### Exercise directions
Output the records precisely as they stand. Pictures are to be skipped.

Data about app and page elements:
*** Begin section ***

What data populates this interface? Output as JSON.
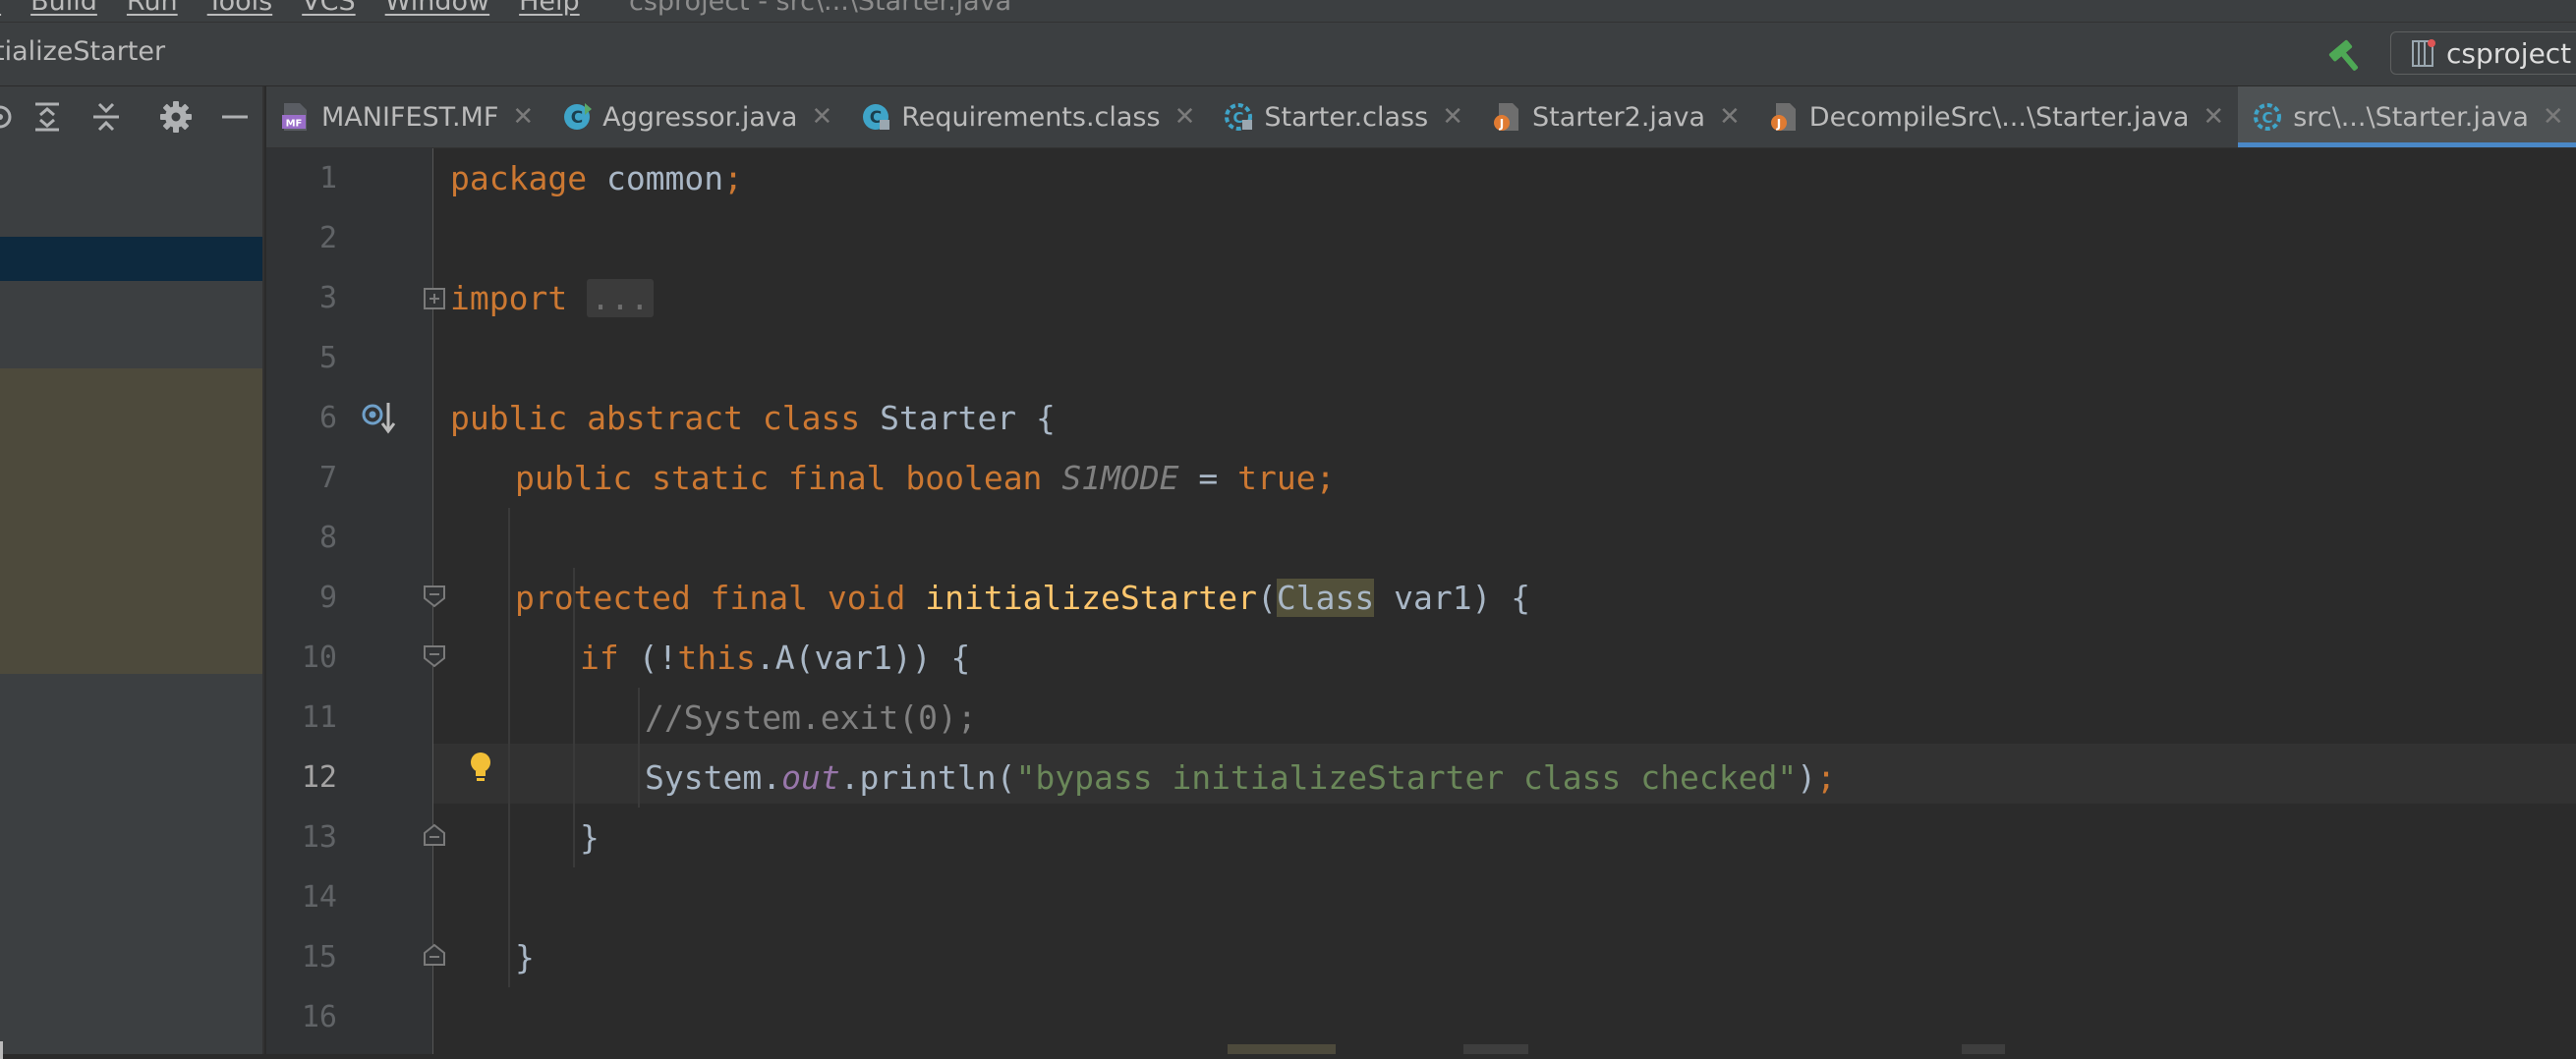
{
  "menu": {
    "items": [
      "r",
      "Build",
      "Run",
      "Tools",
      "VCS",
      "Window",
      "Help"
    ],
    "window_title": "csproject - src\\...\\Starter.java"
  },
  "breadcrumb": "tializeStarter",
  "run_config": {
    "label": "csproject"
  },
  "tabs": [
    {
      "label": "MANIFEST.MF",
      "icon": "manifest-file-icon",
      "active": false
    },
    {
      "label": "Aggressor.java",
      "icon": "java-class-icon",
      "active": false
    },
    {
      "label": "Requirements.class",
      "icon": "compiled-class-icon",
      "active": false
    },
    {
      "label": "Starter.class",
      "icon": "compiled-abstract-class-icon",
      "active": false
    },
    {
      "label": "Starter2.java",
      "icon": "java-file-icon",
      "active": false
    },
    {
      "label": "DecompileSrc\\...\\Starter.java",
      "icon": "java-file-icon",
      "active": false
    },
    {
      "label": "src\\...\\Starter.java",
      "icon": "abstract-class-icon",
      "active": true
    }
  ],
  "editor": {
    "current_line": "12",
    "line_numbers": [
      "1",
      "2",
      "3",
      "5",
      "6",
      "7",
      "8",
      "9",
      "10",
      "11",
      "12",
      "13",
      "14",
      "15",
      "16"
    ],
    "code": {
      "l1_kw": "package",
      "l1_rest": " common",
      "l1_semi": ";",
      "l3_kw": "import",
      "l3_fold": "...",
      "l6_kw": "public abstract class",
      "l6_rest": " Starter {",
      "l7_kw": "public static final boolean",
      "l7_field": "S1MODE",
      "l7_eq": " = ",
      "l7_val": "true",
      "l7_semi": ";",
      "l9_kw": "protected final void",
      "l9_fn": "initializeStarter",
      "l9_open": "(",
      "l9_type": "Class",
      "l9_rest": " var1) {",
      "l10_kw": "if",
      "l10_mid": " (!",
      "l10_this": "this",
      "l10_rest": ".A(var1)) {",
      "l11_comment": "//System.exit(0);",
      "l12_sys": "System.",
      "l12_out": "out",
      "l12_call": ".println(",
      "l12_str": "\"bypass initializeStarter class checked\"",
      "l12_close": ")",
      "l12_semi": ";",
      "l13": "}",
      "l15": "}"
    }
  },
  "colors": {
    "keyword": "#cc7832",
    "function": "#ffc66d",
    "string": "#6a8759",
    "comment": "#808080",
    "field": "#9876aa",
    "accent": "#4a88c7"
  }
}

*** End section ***

### Result
What data populates this interface? Output as JSON.
{
  "menu": {
    "items": [
      "r",
      "Build",
      "Run",
      "Tools",
      "VCS",
      "Window",
      "Help"
    ],
    "window_title": "csproject - src\\...\\Starter.java"
  },
  "breadcrumb": "tializeStarter",
  "run_config": {
    "label": "csproject"
  },
  "tabs": [
    {
      "label": "MANIFEST.MF",
      "icon": "manifest-file-icon",
      "active": false
    },
    {
      "label": "Aggressor.java",
      "icon": "java-class-icon",
      "active": false
    },
    {
      "label": "Requirements.class",
      "icon": "compiled-class-icon",
      "active": false
    },
    {
      "label": "Starter.class",
      "icon": "compiled-abstract-class-icon",
      "active": false
    },
    {
      "label": "Starter2.java",
      "icon": "java-file-icon",
      "active": false
    },
    {
      "label": "DecompileSrc\\...\\Starter.java",
      "icon": "java-file-icon",
      "active": false
    },
    {
      "label": "src\\...\\Starter.java",
      "icon": "abstract-class-icon",
      "active": true
    }
  ],
  "editor": {
    "current_line": "12",
    "line_numbers": [
      "1",
      "2",
      "3",
      "5",
      "6",
      "7",
      "8",
      "9",
      "10",
      "11",
      "12",
      "13",
      "14",
      "15",
      "16"
    ],
    "code": {
      "l1_kw": "package",
      "l1_rest": " common",
      "l1_semi": ";",
      "l3_kw": "import",
      "l3_fold": "...",
      "l6_kw": "public abstract class",
      "l6_rest": " Starter {",
      "l7_kw": "public static final boolean",
      "l7_field": "S1MODE",
      "l7_eq": " = ",
      "l7_val": "true",
      "l7_semi": ";",
      "l9_kw": "protected final void",
      "l9_fn": "initializeStarter",
      "l9_open": "(",
      "l9_type": "Class",
      "l9_rest": " var1) {",
      "l10_kw": "if",
      "l10_mid": " (!",
      "l10_this": "this",
      "l10_rest": ".A(var1)) {",
      "l11_comment": "//System.exit(0);",
      "l12_sys": "System.",
      "l12_out": "out",
      "l12_call": ".println(",
      "l12_str": "\"bypass initializeStarter class checked\"",
      "l12_close": ")",
      "l12_semi": ";",
      "l13": "}",
      "l15": "}"
    }
  },
  "colors": {
    "keyword": "#cc7832",
    "function": "#ffc66d",
    "string": "#6a8759",
    "comment": "#808080",
    "field": "#9876aa",
    "accent": "#4a88c7"
  }
}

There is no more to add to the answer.